→ Days after Kura Oncology announced the departure of co-founder Antonio Gualberto, we finally know where he wound up. Eisai subsidiary H3 Biomedicine has recruited him as CMO to finding the right patients to its four clinical-stage small molecule assets hitting genomic drivers of cancer.

“Challenges of these and many other precision medicine approaches are on one hand technical — a need for robust and precise diagnostics — and on the other hand derived by the challenge to alter standard clinical practice in settings where patient screening, e.g. by tumor DNA sequencing, is not standard practice,” he wrote to Endpoints News on his way back to Boston from Eisai’s Tokyo offices. “Only compelling clinical activity can drive clinicians and pathologists to modify standard clinical practice.”

Gen­fit de­lays high-stakes PhI­II NASH read­out; Bris­tol-My­ers grabs first Op­di­vo OK in esophageal can­cer

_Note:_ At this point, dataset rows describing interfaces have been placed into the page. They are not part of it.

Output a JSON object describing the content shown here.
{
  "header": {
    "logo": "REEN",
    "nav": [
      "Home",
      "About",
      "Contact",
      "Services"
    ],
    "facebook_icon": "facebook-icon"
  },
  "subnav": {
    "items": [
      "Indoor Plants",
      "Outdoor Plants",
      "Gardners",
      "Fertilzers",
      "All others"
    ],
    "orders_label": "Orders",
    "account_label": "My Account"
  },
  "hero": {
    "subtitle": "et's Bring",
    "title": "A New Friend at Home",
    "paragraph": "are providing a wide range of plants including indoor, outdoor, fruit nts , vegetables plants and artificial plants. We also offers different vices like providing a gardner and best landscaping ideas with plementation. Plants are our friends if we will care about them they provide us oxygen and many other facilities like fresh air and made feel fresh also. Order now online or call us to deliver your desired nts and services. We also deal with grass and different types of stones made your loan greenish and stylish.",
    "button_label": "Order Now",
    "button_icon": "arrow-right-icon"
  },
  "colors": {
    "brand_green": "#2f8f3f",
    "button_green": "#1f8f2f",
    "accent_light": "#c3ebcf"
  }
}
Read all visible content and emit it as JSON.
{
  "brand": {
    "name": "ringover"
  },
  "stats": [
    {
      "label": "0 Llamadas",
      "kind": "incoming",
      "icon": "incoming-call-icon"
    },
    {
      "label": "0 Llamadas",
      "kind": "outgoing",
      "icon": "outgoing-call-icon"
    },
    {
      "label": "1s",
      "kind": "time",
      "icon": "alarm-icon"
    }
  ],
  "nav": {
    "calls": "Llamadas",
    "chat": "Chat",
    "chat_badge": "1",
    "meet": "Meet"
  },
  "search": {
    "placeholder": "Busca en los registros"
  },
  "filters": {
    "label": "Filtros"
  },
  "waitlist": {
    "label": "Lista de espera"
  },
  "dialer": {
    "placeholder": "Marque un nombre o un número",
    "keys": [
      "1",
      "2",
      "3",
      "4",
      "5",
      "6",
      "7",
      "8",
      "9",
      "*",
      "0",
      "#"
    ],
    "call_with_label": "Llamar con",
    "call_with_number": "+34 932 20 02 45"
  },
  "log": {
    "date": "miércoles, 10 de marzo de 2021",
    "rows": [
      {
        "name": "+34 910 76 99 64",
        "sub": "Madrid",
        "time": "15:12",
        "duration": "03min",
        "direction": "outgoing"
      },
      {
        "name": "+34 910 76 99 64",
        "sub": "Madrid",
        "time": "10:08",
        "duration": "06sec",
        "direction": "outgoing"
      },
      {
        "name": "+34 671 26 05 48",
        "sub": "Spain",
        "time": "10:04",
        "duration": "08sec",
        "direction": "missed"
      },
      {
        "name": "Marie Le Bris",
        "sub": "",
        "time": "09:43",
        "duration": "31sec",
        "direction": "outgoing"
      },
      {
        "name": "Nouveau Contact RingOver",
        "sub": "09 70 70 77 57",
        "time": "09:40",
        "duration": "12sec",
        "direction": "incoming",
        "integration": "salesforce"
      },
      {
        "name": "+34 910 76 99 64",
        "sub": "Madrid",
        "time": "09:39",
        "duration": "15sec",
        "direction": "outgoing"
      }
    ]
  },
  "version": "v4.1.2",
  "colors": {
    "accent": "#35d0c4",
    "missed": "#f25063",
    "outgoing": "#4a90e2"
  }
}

→ Genfit is delaying a highly anticipated Phase III readout of its NASH drug elafibranor. It now expects to report topline interim results some time in the second quarter, after incorporating new “FDA insights” to be delivered by the end of March. The French biotech insists that the delay — which is technically a delay in unblinding — isn’t related to efficacy and safety concerns or any business matters. The stakes are high: The RESOLVE-IT trial was set up to be a crucial test of the PPAR approach in tackling the fatty liver disease and support a historic accelerated approval.